In a world of self-important indie twaddlers and high-minded rockers, it’s a relief to hear someone talk about their band’s sound free of hyperbole and fluff.
“I had a bunch of songs I had written with the idea that I wanted to start a straight ahead, two guitar attack punk band with a bit of a rock tinge,” says Deadkill guitarist Michael Stubz. Why tart it up any more than that? Because for Stubz, vocalist Bryan Krieger, guitarist Kirby Johnson, bassist Michael Loftus, and drummer Shawn Trudeau there’s no messing about. It’s simply strap in, crank up the volume, and explode.
That is the sound of the group’s debut, self-titled 7, (out this spring on Good To Die Records). The disc is four stripped down, no bullshit ragers in the style of vintage Black Flag, Circle Jerks, and The Germs.

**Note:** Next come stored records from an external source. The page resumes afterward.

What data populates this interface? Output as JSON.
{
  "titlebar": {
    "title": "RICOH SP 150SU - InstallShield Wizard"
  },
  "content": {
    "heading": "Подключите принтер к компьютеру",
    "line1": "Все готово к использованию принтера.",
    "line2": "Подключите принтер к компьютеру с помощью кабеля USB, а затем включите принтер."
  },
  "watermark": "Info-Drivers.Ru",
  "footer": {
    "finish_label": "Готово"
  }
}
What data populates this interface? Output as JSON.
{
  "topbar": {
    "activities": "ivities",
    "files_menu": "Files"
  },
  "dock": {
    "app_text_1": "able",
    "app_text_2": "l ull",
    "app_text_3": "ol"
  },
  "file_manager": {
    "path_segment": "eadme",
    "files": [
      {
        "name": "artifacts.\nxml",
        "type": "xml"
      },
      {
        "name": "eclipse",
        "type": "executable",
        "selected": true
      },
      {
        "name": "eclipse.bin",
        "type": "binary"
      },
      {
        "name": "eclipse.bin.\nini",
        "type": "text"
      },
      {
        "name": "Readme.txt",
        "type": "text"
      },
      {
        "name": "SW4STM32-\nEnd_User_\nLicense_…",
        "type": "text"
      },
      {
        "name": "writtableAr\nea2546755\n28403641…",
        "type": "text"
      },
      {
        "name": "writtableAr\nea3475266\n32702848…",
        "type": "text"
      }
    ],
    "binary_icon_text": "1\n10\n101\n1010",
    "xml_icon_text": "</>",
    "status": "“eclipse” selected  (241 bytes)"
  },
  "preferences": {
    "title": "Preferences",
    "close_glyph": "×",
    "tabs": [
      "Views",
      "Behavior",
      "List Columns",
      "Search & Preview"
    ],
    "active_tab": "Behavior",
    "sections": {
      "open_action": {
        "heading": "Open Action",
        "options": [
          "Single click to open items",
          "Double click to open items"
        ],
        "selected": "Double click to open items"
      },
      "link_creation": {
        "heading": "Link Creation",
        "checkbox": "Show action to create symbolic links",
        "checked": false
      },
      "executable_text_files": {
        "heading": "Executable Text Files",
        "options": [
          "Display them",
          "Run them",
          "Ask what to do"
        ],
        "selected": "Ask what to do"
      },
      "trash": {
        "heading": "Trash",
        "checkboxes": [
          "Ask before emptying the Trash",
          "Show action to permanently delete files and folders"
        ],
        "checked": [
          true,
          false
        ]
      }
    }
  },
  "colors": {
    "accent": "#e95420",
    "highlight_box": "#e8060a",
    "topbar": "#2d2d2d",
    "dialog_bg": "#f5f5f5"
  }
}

The quintet knocked the songs out in a similar fuss-free fashion: a furious three-day recording session starting at Crybaby Studios with producer Justin Wilmore. “We tracked the drums in one day, guitar tracks on day two, and did the vocals later in the basement of Bryan’s house,” says

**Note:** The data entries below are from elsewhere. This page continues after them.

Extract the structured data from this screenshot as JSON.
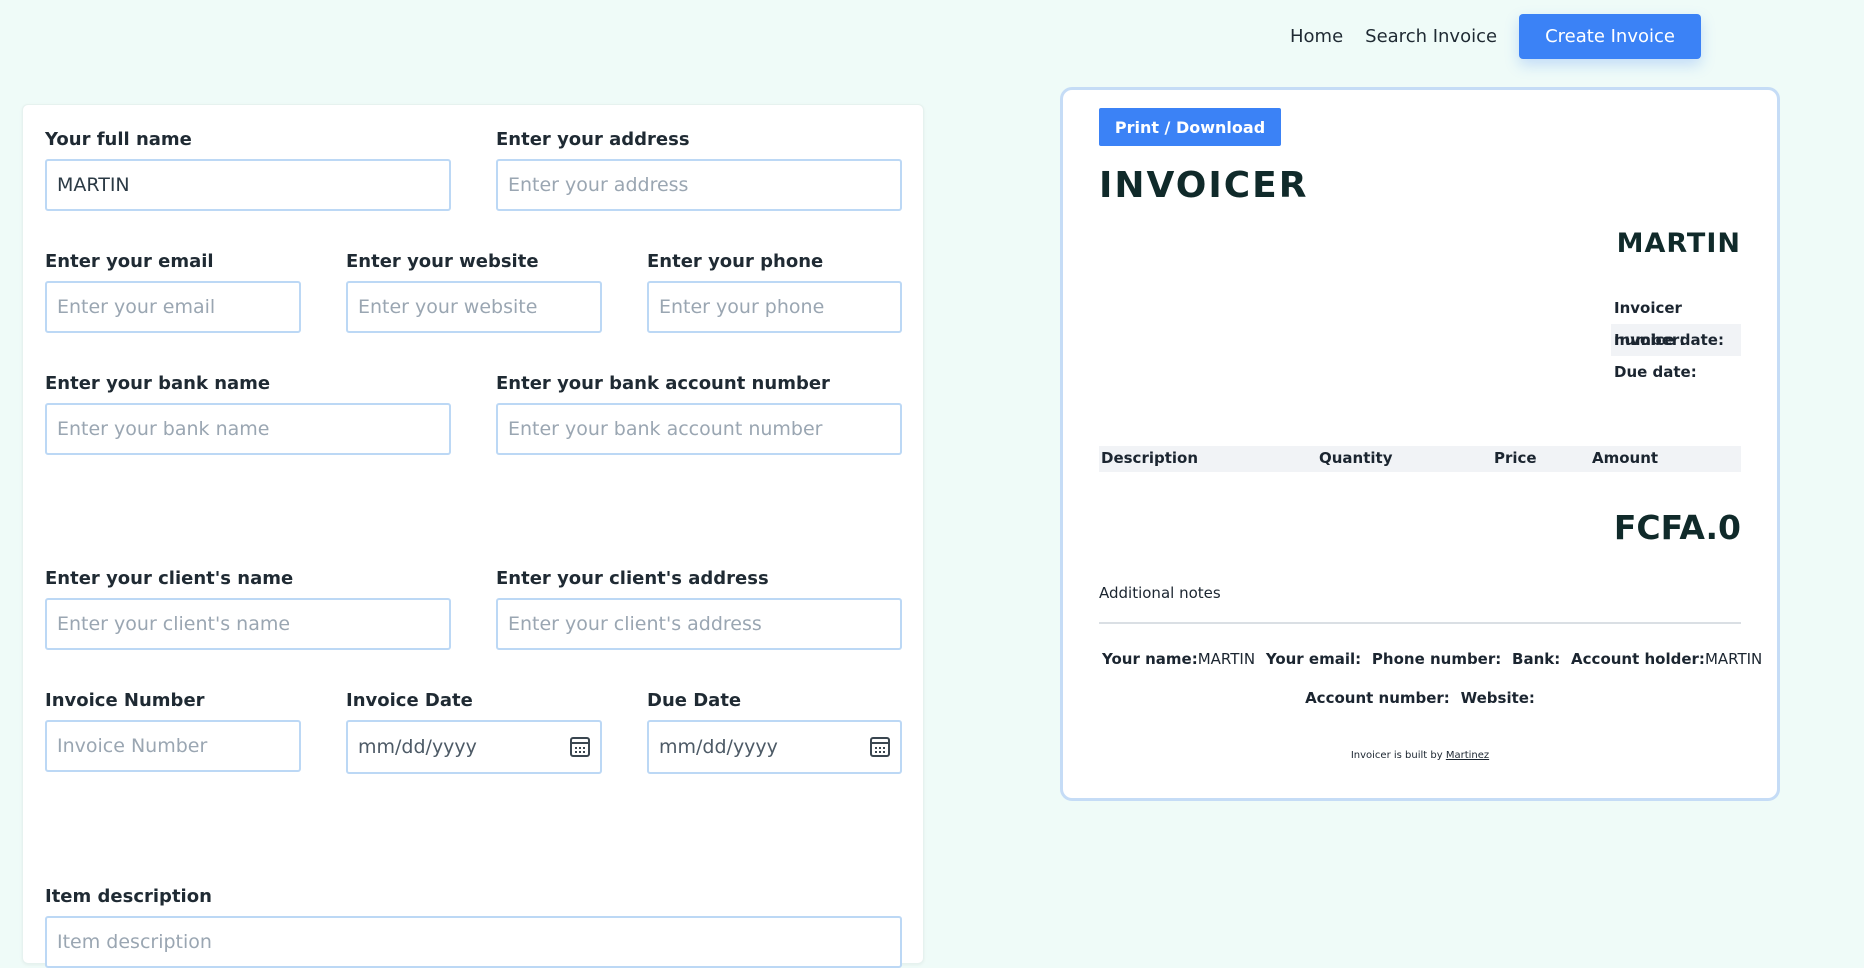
{
  "nav": {
    "home": "Home",
    "search": "Search Invoice",
    "create": "Create Invoice"
  },
  "form": {
    "full_name": {
      "label": "Your full name",
      "value": "MARTIN",
      "placeholder": ""
    },
    "address": {
      "label": "Enter your address",
      "value": "",
      "placeholder": "Enter your address"
    },
    "email": {
      "label": "Enter your email",
      "value": "",
      "placeholder": "Enter your email"
    },
    "website": {
      "label": "Enter your website",
      "value": "",
      "placeholder": "Enter your website"
    },
    "phone": {
      "label": "Enter your phone",
      "value": "",
      "placeholder": "Enter your phone"
    },
    "bank_name": {
      "label": "Enter your bank name",
      "value": "",
      "placeholder": "Enter your bank name"
    },
    "bank_account": {
      "label": "Enter your bank account number",
      "value": "",
      "placeholder": "Enter your bank account number"
    },
    "client_name": {
      "label": "Enter your client's name",
      "value": "",
      "placeholder": "Enter your client's name"
    },
    "client_address": {
      "label": "Enter your client's address",
      "value": "",
      "placeholder": "Enter your client's address"
    },
    "invoice_number": {
      "label": "Invoice Number",
      "value": "",
      "placeholder": "Invoice Number"
    },
    "invoice_date": {
      "label": "Invoice Date",
      "display": "mm/dd/yyyy"
    },
    "due_date": {
      "label": "Due Date",
      "display": "mm/dd/yyyy"
    },
    "item_description": {
      "label": "Item description",
      "value": "",
      "placeholder": "Item description"
    }
  },
  "preview": {
    "print_button": "Print / Download",
    "title": "INVOICER",
    "name": "MARTIN",
    "meta": {
      "invoice_number": "Invoicer number:",
      "invoice_date": "Invoice date:",
      "due_date": "Due date:"
    },
    "table_headers": {
      "description": "Description",
      "quantity": "Quantity",
      "price": "Price",
      "amount": "Amount"
    },
    "total": "FCFA.0",
    "notes_label": "Additional notes",
    "footer": {
      "your_name_label": "Your name:",
      "your_name_value": "MARTIN",
      "email_label": "Your email:",
      "phone_label": "Phone number:",
      "bank_label": "Bank:",
      "holder_label": "Account holder:",
      "holder_value": "MARTIN",
      "account_number_label": "Account number:",
      "website_label": "Website:"
    },
    "credit_text": "Invoicer is built by",
    "credit_link": "Martinez"
  },
  "colors": {
    "accent": "#3b82f6",
    "page_bg": "#effbf8",
    "input_border": "#bcd8f5"
  }
}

Deadkill isn’t some half-assed collection of demos, mind you. These four tracks are full-bore rabbit punches to the solar plexus. They’ll knock the wind right out of you, but you’ll be begging for more.

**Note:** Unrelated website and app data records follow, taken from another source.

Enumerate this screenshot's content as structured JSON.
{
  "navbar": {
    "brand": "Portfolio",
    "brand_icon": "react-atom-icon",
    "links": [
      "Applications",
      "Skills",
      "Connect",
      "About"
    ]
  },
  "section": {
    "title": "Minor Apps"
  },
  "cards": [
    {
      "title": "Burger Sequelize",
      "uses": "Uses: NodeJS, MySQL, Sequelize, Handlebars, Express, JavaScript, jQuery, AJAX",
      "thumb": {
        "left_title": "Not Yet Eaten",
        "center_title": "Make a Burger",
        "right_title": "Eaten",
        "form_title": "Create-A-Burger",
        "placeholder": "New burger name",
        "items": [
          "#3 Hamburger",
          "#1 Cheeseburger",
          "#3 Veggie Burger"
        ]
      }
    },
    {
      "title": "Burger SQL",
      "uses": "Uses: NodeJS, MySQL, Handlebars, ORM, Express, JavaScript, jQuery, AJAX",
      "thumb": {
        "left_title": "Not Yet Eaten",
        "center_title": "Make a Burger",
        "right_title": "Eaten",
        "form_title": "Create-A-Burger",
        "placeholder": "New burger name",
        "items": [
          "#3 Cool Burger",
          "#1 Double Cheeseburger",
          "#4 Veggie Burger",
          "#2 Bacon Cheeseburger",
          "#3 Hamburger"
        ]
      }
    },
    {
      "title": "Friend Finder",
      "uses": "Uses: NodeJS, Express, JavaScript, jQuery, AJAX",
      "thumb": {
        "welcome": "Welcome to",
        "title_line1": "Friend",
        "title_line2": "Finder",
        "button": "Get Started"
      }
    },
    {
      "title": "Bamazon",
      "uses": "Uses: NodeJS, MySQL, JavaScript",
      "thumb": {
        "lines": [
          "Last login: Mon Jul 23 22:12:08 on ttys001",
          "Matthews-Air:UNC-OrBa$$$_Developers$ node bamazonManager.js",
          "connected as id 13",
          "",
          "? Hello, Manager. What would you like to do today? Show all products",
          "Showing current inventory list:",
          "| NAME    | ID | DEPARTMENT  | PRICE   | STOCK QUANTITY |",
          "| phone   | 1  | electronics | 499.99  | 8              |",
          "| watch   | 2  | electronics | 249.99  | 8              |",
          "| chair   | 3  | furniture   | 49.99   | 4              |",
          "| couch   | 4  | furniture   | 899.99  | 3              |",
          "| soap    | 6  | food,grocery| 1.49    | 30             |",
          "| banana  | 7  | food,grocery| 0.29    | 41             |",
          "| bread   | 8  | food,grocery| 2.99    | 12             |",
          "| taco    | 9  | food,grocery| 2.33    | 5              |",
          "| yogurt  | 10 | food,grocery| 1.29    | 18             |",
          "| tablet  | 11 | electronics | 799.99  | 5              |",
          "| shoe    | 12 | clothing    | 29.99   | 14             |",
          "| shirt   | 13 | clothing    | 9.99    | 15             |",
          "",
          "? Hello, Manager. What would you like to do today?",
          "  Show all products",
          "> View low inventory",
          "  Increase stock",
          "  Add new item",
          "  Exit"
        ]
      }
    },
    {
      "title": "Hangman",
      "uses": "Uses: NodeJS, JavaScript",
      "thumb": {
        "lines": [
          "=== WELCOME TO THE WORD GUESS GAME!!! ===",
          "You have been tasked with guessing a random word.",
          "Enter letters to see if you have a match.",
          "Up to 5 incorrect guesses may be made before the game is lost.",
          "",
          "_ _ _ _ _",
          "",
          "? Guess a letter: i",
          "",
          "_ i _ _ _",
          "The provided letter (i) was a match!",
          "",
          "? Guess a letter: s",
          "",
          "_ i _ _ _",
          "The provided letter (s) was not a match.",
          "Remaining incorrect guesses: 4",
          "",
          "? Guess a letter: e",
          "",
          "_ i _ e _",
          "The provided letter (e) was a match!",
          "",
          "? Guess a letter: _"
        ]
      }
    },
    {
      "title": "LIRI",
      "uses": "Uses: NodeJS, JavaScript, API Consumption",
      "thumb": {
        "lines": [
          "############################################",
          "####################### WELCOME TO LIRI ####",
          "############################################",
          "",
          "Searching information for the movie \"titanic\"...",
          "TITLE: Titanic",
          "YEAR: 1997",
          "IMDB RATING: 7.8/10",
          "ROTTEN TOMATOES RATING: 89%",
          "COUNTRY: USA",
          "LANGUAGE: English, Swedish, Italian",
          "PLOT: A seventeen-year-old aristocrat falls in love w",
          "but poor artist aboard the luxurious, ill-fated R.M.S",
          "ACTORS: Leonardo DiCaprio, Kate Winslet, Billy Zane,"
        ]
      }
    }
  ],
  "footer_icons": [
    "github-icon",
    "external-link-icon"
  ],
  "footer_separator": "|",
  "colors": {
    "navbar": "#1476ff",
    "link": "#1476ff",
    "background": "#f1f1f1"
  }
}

The strength of their sound comes, in part, thanks to the history that each member has with the Seattle rock and punk scene. All five are wellseasoned vets who know just want a song requires. Stubz mans the drums for fellow Good To Die band Absolute Monarchs. Johnson spent eight years playing guitar with metal icons Himsa. Trudeau logged time behind the kit for pop-punkers The Meices and The Daves. And Loftus earned his stripes as bassist for thrashers Whiskey Tango. Deadkill, however, could outlast and outshine all of the above. They’re already taking no prisoners on stages all over their hometown of Seattle, sharing the stage with groups like Davila 666, OFF!, The Spits, and High On Fire. And as you might imagine, their live shows are as intense as their record. On stage they are explosive, frantic, electric, and loud. They aim to slay every time they play, and haven’t failed us yet.